Pictures do not belong in the copy; print every entry exactly as it stands.

*** Excerpted records ***

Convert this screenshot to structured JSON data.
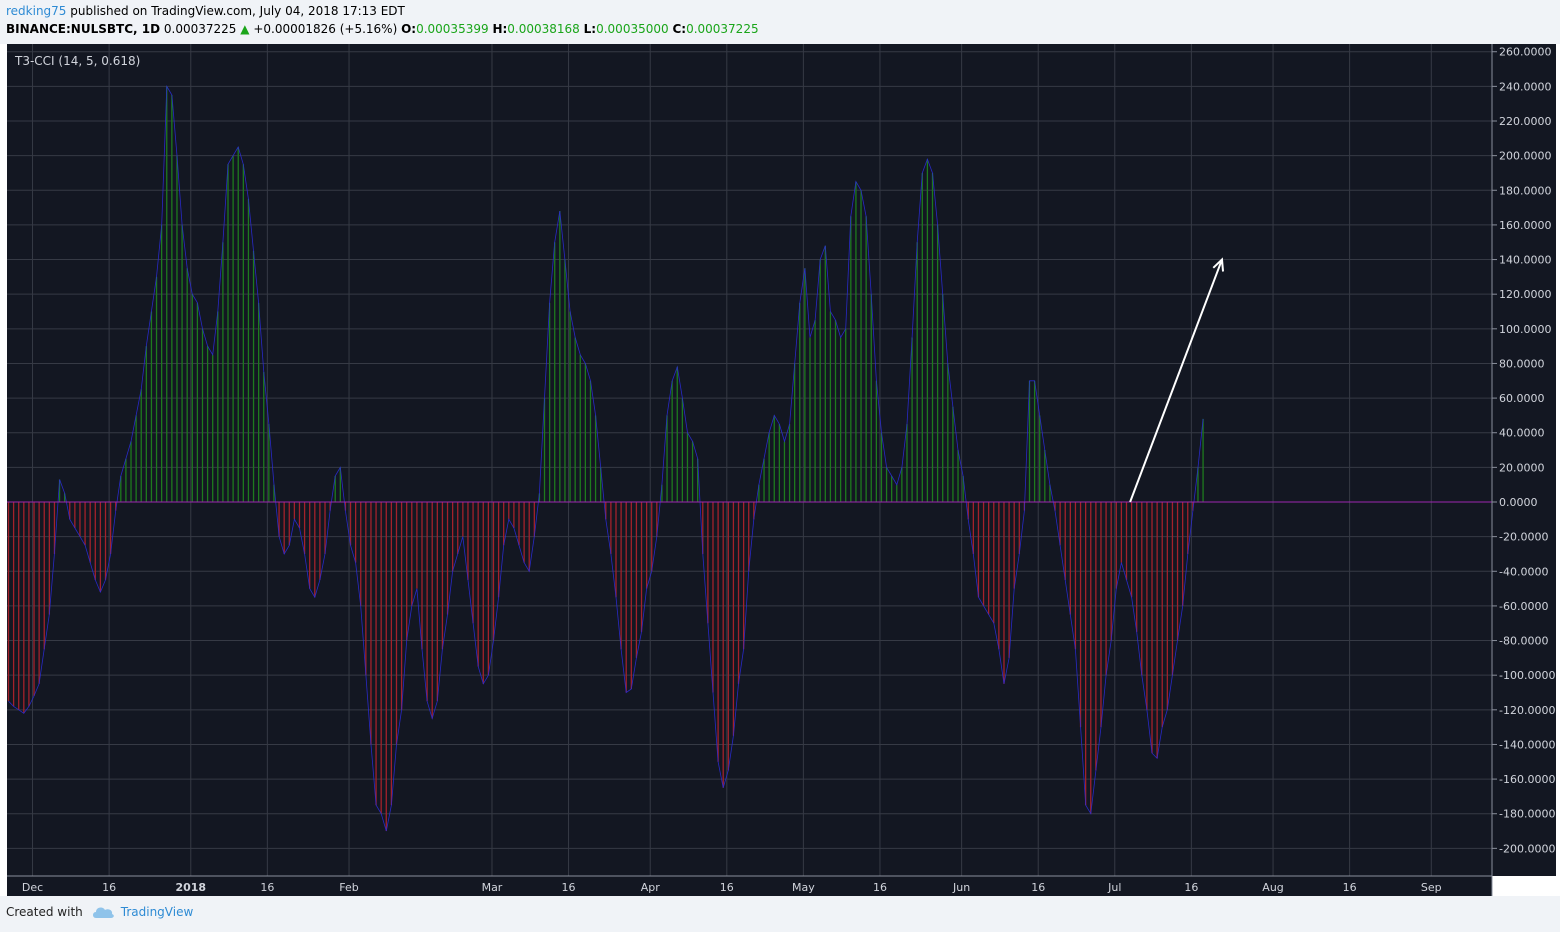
{
  "header": {
    "user": "redking75",
    "published": " published on TradingView.com, July 04, 2018 17:13 EDT",
    "symbol": "BINANCE:NULSBTC, 1D",
    "price": "0.00037225",
    "change": "+0.00001826 (+5.16%)",
    "o_label": "O:",
    "o_val": "0.00035399",
    "h_label": "H:",
    "h_val": "0.00038168",
    "l_label": "L:",
    "l_val": "0.00035000",
    "c_label": "C:",
    "c_val": "0.00037225"
  },
  "footer": {
    "created": "Created with",
    "brand": "TradingView"
  },
  "colors": {
    "background": "#131722",
    "grid": "#363a45",
    "positive": "#1e7a1e",
    "negative": "#a3222b",
    "outline": "#2b2bd6",
    "zero_line": "#9c27b0",
    "annotation": "#ffffff"
  },
  "chart_data": {
    "type": "bar",
    "indicator_label": "T3-CCI (14, 5, 0.618)",
    "ylim": [
      -200,
      260
    ],
    "y_ticks": [
      "260.0000",
      "240.0000",
      "220.0000",
      "200.0000",
      "180.0000",
      "160.0000",
      "140.0000",
      "120.0000",
      "100.0000",
      "80.0000",
      "60.0000",
      "40.0000",
      "20.0000",
      "0.0000",
      "-20.0000",
      "-40.0000",
      "-60.0000",
      "-80.0000",
      "-100.0000",
      "-120.0000",
      "-140.0000",
      "-160.0000",
      "-180.0000",
      "-200.0000"
    ],
    "x_ticks": [
      {
        "label": "Dec",
        "date": "2017-12-01"
      },
      {
        "label": "16",
        "date": "2017-12-16"
      },
      {
        "label": "2018",
        "date": "2018-01-01"
      },
      {
        "label": "16",
        "date": "2018-01-16"
      },
      {
        "label": "Feb",
        "date": "2018-02-01"
      },
      {
        "label": "Mar",
        "date": "2018-03-01"
      },
      {
        "label": "16",
        "date": "2018-03-16"
      },
      {
        "label": "Apr",
        "date": "2018-04-01"
      },
      {
        "label": "16",
        "date": "2018-04-16"
      },
      {
        "label": "May",
        "date": "2018-05-01"
      },
      {
        "label": "16",
        "date": "2018-05-16"
      },
      {
        "label": "Jun",
        "date": "2018-06-01"
      },
      {
        "label": "16",
        "date": "2018-06-16"
      },
      {
        "label": "Jul",
        "date": "2018-07-01"
      },
      {
        "label": "16",
        "date": "2018-07-16"
      },
      {
        "label": "Aug",
        "date": "2018-08-01"
      },
      {
        "label": "16",
        "date": "2018-08-16"
      },
      {
        "label": "Sep",
        "date": "2018-09-01"
      }
    ],
    "date_start": "2017-11-26",
    "date_end": "2018-09-13",
    "values": [
      -115,
      -118,
      -120,
      -122,
      -118,
      -112,
      -105,
      -85,
      -65,
      -30,
      13,
      5,
      -10,
      -15,
      -20,
      -25,
      -35,
      -45,
      -52,
      -45,
      -30,
      -5,
      15,
      25,
      35,
      50,
      65,
      90,
      110,
      130,
      160,
      240,
      235,
      200,
      160,
      135,
      120,
      115,
      100,
      90,
      85,
      110,
      150,
      195,
      200,
      205,
      195,
      175,
      145,
      115,
      75,
      45,
      10,
      -20,
      -30,
      -25,
      -10,
      -15,
      -30,
      -50,
      -55,
      -45,
      -30,
      -5,
      15,
      20,
      -5,
      -25,
      -35,
      -60,
      -100,
      -140,
      -175,
      -180,
      -190,
      -175,
      -140,
      -120,
      -80,
      -60,
      -50,
      -85,
      -115,
      -125,
      -115,
      -85,
      -65,
      -40,
      -30,
      -20,
      -45,
      -70,
      -95,
      -105,
      -100,
      -80,
      -55,
      -25,
      -10,
      -15,
      -25,
      -35,
      -40,
      -20,
      5,
      60,
      115,
      150,
      168,
      140,
      110,
      95,
      85,
      80,
      70,
      50,
      20,
      -10,
      -30,
      -55,
      -85,
      -110,
      -108,
      -90,
      -75,
      -50,
      -40,
      -20,
      10,
      50,
      70,
      78,
      60,
      40,
      35,
      25,
      -30,
      -70,
      -110,
      -150,
      -165,
      -155,
      -135,
      -105,
      -85,
      -40,
      -10,
      10,
      25,
      40,
      50,
      45,
      35,
      45,
      80,
      115,
      135,
      95,
      105,
      140,
      148,
      110,
      105,
      95,
      100,
      165,
      185,
      180,
      165,
      120,
      70,
      40,
      20,
      15,
      10,
      20,
      45,
      95,
      150,
      190,
      198,
      190,
      160,
      120,
      80,
      55,
      30,
      15,
      -10,
      -30,
      -55,
      -60,
      -65,
      -70,
      -85,
      -105,
      -90,
      -50,
      -30,
      -5,
      70,
      70,
      50,
      30,
      10,
      -5,
      -25,
      -45,
      -65,
      -85,
      -130,
      -175,
      -180,
      -155,
      -130,
      -100,
      -80,
      -50,
      -35,
      -45,
      -55,
      -75,
      -100,
      -120,
      -145,
      -148,
      -130,
      -120,
      -100,
      -80,
      -60,
      -30,
      -5,
      20,
      48
    ]
  },
  "annotation": {
    "type": "arrow",
    "from": {
      "date": "2018-07-04",
      "value": 0
    },
    "to": {
      "date": "2018-07-22",
      "value": 140
    }
  }
}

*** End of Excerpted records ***

= Reply =
Convert this screenshot to structured JSON data.
{
  "header": {
    "user": "redking75",
    "published": " published on TradingView.com, July 04, 2018 17:13 EDT",
    "symbol": "BINANCE:NULSBTC, 1D",
    "price": "0.00037225",
    "change": "+0.00001826 (+5.16%)",
    "o_label": "O:",
    "o_val": "0.00035399",
    "h_label": "H:",
    "h_val": "0.00038168",
    "l_label": "L:",
    "l_val": "0.00035000",
    "c_label": "C:",
    "c_val": "0.00037225"
  },
  "footer": {
    "created": "Created with",
    "brand": "TradingView"
  },
  "colors": {
    "background": "#131722",
    "grid": "#363a45",
    "positive": "#1e7a1e",
    "negative": "#a3222b",
    "outline": "#2b2bd6",
    "zero_line": "#9c27b0",
    "annotation": "#ffffff"
  },
  "chart_data": {
    "type": "bar",
    "indicator_label": "T3-CCI (14, 5, 0.618)",
    "ylim": [
      -200,
      260
    ],
    "y_ticks": [
      "260.0000",
      "240.0000",
      "220.0000",
      "200.0000",
      "180.0000",
      "160.0000",
      "140.0000",
      "120.0000",
      "100.0000",
      "80.0000",
      "60.0000",
      "40.0000",
      "20.0000",
      "0.0000",
      "-20.0000",
      "-40.0000",
      "-60.0000",
      "-80.0000",
      "-100.0000",
      "-120.0000",
      "-140.0000",
      "-160.0000",
      "-180.0000",
      "-200.0000"
    ],
    "x_ticks": [
      {
        "label": "Dec",
        "date": "2017-12-01"
      },
      {
        "label": "16",
        "date": "2017-12-16"
      },
      {
        "label": "2018",
        "date": "2018-01-01"
      },
      {
        "label": "16",
        "date": "2018-01-16"
      },
      {
        "label": "Feb",
        "date": "2018-02-01"
      },
      {
        "label": "Mar",
        "date": "2018-03-01"
      },
      {
        "label": "16",
        "date": "2018-03-16"
      },
      {
        "label": "Apr",
        "date": "2018-04-01"
      },
      {
        "label": "16",
        "date": "2018-04-16"
      },
      {
        "label": "May",
        "date": "2018-05-01"
      },
      {
        "label": "16",
        "date": "2018-05-16"
      },
      {
        "label": "Jun",
        "date": "2018-06-01"
      },
      {
        "label": "16",
        "date": "2018-06-16"
      },
      {
        "label": "Jul",
        "date": "2018-07-01"
      },
      {
        "label": "16",
        "date": "2018-07-16"
      },
      {
        "label": "Aug",
        "date": "2018-08-01"
      },
      {
        "label": "16",
        "date": "2018-08-16"
      },
      {
        "label": "Sep",
        "date": "2018-09-01"
      }
    ],
    "date_start": "2017-11-26",
    "date_end": "2018-09-13",
    "values": [
      -115,
      -118,
      -120,
      -122,
      -118,
      -112,
      -105,
      -85,
      -65,
      -30,
      13,
      5,
      -10,
      -15,
      -20,
      -25,
      -35,
      -45,
      -52,
      -45,
      -30,
      -5,
      15,
      25,
      35,
      50,
      65,
      90,
      110,
      130,
      160,
      240,
      235,
      200,
      160,
      135,
      120,
      115,
      100,
      90,
      85,
      110,
      150,
      195,
      200,
      205,
      195,
      175,
      145,
      115,
      75,
      45,
      10,
      -20,
      -30,
      -25,
      -10,
      -15,
      -30,
      -50,
      -55,
      -45,
      -30,
      -5,
      15,
      20,
      -5,
      -25,
      -35,
      -60,
      -100,
      -140,
      -175,
      -180,
      -190,
      -175,
      -140,
      -120,
      -80,
      -60,
      -50,
      -85,
      -115,
      -125,
      -115,
      -85,
      -65,
      -40,
      -30,
      -20,
      -45,
      -70,
      -95,
      -105,
      -100,
      -80,
      -55,
      -25,
      -10,
      -15,
      -25,
      -35,
      -40,
      -20,
      5,
      60,
      115,
      150,
      168,
      140,
      110,
      95,
      85,
      80,
      70,
      50,
      20,
      -10,
      -30,
      -55,
      -85,
      -110,
      -108,
      -90,
      -75,
      -50,
      -40,
      -20,
      10,
      50,
      70,
      78,
      60,
      40,
      35,
      25,
      -30,
      -70,
      -110,
      -150,
      -165,
      -155,
      -135,
      -105,
      -85,
      -40,
      -10,
      10,
      25,
      40,
      50,
      45,
      35,
      45,
      80,
      115,
      135,
      95,
      105,
      140,
      148,
      110,
      105,
      95,
      100,
      165,
      185,
      180,
      165,
      120,
      70,
      40,
      20,
      15,
      10,
      20,
      45,
      95,
      150,
      190,
      198,
      190,
      160,
      120,
      80,
      55,
      30,
      15,
      -10,
      -30,
      -55,
      -60,
      -65,
      -70,
      -85,
      -105,
      -90,
      -50,
      -30,
      -5,
      70,
      70,
      50,
      30,
      10,
      -5,
      -25,
      -45,
      -65,
      -85,
      -130,
      -175,
      -180,
      -155,
      -130,
      -100,
      -80,
      -50,
      -35,
      -45,
      -55,
      -75,
      -100,
      -120,
      -145,
      -148,
      -130,
      -120,
      -100,
      -80,
      -60,
      -30,
      -5,
      20,
      48
    ]
  },
  "annotation": {
    "type": "arrow",
    "from": {
      "date": "2018-07-04",
      "value": 0
    },
    "to": {
      "date": "2018-07-22",
      "value": 140
    }
  }
}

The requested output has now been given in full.